======== SUPPLIED MATERIAL

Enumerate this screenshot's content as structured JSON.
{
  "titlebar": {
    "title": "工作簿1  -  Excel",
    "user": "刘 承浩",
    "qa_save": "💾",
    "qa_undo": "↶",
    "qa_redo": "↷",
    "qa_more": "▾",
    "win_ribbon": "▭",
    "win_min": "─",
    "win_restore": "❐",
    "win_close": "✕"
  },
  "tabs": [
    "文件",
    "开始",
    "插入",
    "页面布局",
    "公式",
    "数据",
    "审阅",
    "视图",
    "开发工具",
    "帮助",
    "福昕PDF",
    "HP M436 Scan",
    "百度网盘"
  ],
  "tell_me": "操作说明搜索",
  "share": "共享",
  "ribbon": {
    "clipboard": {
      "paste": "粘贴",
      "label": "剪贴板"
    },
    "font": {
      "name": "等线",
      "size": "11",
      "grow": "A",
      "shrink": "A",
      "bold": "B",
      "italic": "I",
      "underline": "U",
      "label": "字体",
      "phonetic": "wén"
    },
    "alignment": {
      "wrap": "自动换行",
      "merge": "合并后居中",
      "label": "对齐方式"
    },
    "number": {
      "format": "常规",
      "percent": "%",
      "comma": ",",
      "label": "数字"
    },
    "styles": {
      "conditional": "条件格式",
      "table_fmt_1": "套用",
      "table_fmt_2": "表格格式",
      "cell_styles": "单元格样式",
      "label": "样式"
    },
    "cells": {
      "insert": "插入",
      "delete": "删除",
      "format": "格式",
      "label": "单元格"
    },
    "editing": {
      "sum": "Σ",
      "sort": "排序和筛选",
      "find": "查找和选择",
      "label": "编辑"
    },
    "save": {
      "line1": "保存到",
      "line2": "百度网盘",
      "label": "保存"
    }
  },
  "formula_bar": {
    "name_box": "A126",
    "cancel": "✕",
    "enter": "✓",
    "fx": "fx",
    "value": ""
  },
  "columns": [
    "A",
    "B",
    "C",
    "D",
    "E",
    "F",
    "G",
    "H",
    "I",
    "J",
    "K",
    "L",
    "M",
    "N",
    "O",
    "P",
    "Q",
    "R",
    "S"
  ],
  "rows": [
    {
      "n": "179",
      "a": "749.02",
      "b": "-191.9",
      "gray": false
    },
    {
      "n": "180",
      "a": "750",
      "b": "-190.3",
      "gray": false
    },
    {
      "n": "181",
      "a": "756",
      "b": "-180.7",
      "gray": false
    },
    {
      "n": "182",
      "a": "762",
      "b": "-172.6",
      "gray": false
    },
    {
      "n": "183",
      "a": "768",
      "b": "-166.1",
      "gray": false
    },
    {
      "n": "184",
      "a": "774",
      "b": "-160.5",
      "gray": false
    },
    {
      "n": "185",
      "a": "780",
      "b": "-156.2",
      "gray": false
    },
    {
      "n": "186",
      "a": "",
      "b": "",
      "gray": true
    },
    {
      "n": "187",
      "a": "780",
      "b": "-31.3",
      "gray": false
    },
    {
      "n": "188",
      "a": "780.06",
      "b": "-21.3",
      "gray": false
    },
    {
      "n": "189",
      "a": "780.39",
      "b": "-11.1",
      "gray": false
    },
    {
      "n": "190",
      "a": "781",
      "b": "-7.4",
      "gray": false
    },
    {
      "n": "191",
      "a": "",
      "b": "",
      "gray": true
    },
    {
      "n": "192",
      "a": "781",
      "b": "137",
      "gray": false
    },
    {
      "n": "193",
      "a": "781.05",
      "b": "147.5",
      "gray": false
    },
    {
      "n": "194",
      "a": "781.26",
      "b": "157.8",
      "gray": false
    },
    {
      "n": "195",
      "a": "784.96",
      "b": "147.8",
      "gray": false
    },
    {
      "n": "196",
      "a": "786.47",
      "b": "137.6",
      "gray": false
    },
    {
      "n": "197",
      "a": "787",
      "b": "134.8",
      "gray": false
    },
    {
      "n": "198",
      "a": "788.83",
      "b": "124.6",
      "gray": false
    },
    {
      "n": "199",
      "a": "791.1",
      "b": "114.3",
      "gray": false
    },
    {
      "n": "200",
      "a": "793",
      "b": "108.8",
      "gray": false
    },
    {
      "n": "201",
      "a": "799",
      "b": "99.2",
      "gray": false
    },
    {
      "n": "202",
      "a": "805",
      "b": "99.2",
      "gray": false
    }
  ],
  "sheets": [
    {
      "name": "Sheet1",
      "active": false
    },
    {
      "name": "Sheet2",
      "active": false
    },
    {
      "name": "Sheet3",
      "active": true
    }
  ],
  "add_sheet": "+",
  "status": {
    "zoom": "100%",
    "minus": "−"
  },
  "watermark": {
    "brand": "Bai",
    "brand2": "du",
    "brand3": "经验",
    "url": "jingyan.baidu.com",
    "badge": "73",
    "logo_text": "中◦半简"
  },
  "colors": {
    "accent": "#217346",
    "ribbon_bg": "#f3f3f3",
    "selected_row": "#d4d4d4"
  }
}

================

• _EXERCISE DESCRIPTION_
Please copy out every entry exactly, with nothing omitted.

• _SOLUTION FOR THIS TASK_
Enumerate this screenshot's content as structured JSON.
{
  "titlebar": {
    "title": "工作簿1  -  Excel",
    "user": "刘 承浩",
    "qa_save": "💾",
    "qa_undo": "↶",
    "qa_redo": "↷",
    "qa_more": "▾",
    "win_ribbon": "▭",
    "win_min": "─",
    "win_restore": "❐",
    "win_close": "✕"
  },
  "tabs": [
    "文件",
    "开始",
    "插入",
    "页面布局",
    "公式",
    "数据",
    "审阅",
    "视图",
    "开发工具",
    "帮助",
    "福昕PDF",
    "HP M436 Scan",
    "百度网盘"
  ],
  "tell_me": "操作说明搜索",
  "share": "共享",
  "ribbon": {
    "clipboard": {
      "paste": "粘贴",
      "label": "剪贴板"
    },
    "font": {
      "name": "等线",
      "size": "11",
      "grow": "A",
      "shrink": "A",
      "bold": "B",
      "italic": "I",
      "underline": "U",
      "label": "字体",
      "phonetic": "wén"
    },
    "alignment": {
      "wrap": "自动换行",
      "merge": "合并后居中",
      "label": "对齐方式"
    },
    "number": {
      "format": "常规",
      "percent": "%",
      "comma": ",",
      "label": "数字"
    },
    "styles": {
      "conditional": "条件格式",
      "table_fmt_1": "套用",
      "table_fmt_2": "表格格式",
      "cell_styles": "单元格样式",
      "label": "样式"
    },
    "cells": {
      "insert": "插入",
      "delete": "删除",
      "format": "格式",
      "label": "单元格"
    },
    "editing": {
      "sum": "Σ",
      "sort": "排序和筛选",
      "find": "查找和选择",
      "label": "编辑"
    },
    "save": {
      "line1": "保存到",
      "line2": "百度网盘",
      "label": "保存"
    }
  },
  "formula_bar": {
    "name_box": "A126",
    "cancel": "✕",
    "enter": "✓",
    "fx": "fx",
    "value": ""
  },
  "columns": [
    "A",
    "B",
    "C",
    "D",
    "E",
    "F",
    "G",
    "H",
    "I",
    "J",
    "K",
    "L",
    "M",
    "N",
    "O",
    "P",
    "Q",
    "R",
    "S"
  ],
  "rows": [
    {
      "n": "179",
      "a": "749.02",
      "b": "-191.9",
      "gray": false
    },
    {
      "n": "180",
      "a": "750",
      "b": "-190.3",
      "gray": false
    },
    {
      "n": "181",
      "a": "756",
      "b": "-180.7",
      "gray": false
    },
    {
      "n": "182",
      "a": "762",
      "b": "-172.6",
      "gray": false
    },
    {
      "n": "183",
      "a": "768",
      "b": "-166.1",
      "gray": false
    },
    {
      "n": "184",
      "a": "774",
      "b": "-160.5",
      "gray": false
    },
    {
      "n": "185",
      "a": "780",
      "b": "-156.2",
      "gray": false
    },
    {
      "n": "186",
      "a": "",
      "b": "",
      "gray": true
    },
    {
      "n": "187",
      "a": "780",
      "b": "-31.3",
      "gray": false
    },
    {
      "n": "188",
      "a": "780.06",
      "b": "-21.3",
      "gray": false
    },
    {
      "n": "189",
      "a": "780.39",
      "b": "-11.1",
      "gray": false
    },
    {
      "n": "190",
      "a": "781",
      "b": "-7.4",
      "gray": false
    },
    {
      "n": "191",
      "a": "",
      "b": "",
      "gray": true
    },
    {
      "n": "192",
      "a": "781",
      "b": "137",
      "gray": false
    },
    {
      "n": "193",
      "a": "781.05",
      "b": "147.5",
      "gray": false
    },
    {
      "n": "194",
      "a": "781.26",
      "b": "157.8",
      "gray": false
    },
    {
      "n": "195",
      "a": "784.96",
      "b": "147.8",
      "gray": false
    },
    {
      "n": "196",
      "a": "786.47",
      "b": "137.6",
      "gray": false
    },
    {
      "n": "197",
      "a": "787",
      "b": "134.8",
      "gray": false
    },
    {
      "n": "198",
      "a": "788.83",
      "b": "124.6",
      "gray": false
    },
    {
      "n": "199",
      "a": "791.1",
      "b": "114.3",
      "gray": false
    },
    {
      "n": "200",
      "a": "793",
      "b": "108.8",
      "gray": false
    },
    {
      "n": "201",
      "a": "799",
      "b": "99.2",
      "gray": false
    },
    {
      "n": "202",
      "a": "805",
      "b": "99.2",
      "gray": false
    }
  ],
  "sheets": [
    {
      "name": "Sheet1",
      "active": false
    },
    {
      "name": "Sheet2",
      "active": false
    },
    {
      "name": "Sheet3",
      "active": true
    }
  ],
  "add_sheet": "+",
  "status": {
    "zoom": "100%",
    "minus": "−"
  },
  "watermark": {
    "brand": "Bai",
    "brand2": "du",
    "brand3": "经验",
    "url": "jingyan.baidu.com",
    "badge": "73",
    "logo_text": "中◦半简"
  },
  "colors": {
    "accent": "#217346",
    "ribbon_bg": "#f3f3f3",
    "selected_row": "#d4d4d4"
  }
}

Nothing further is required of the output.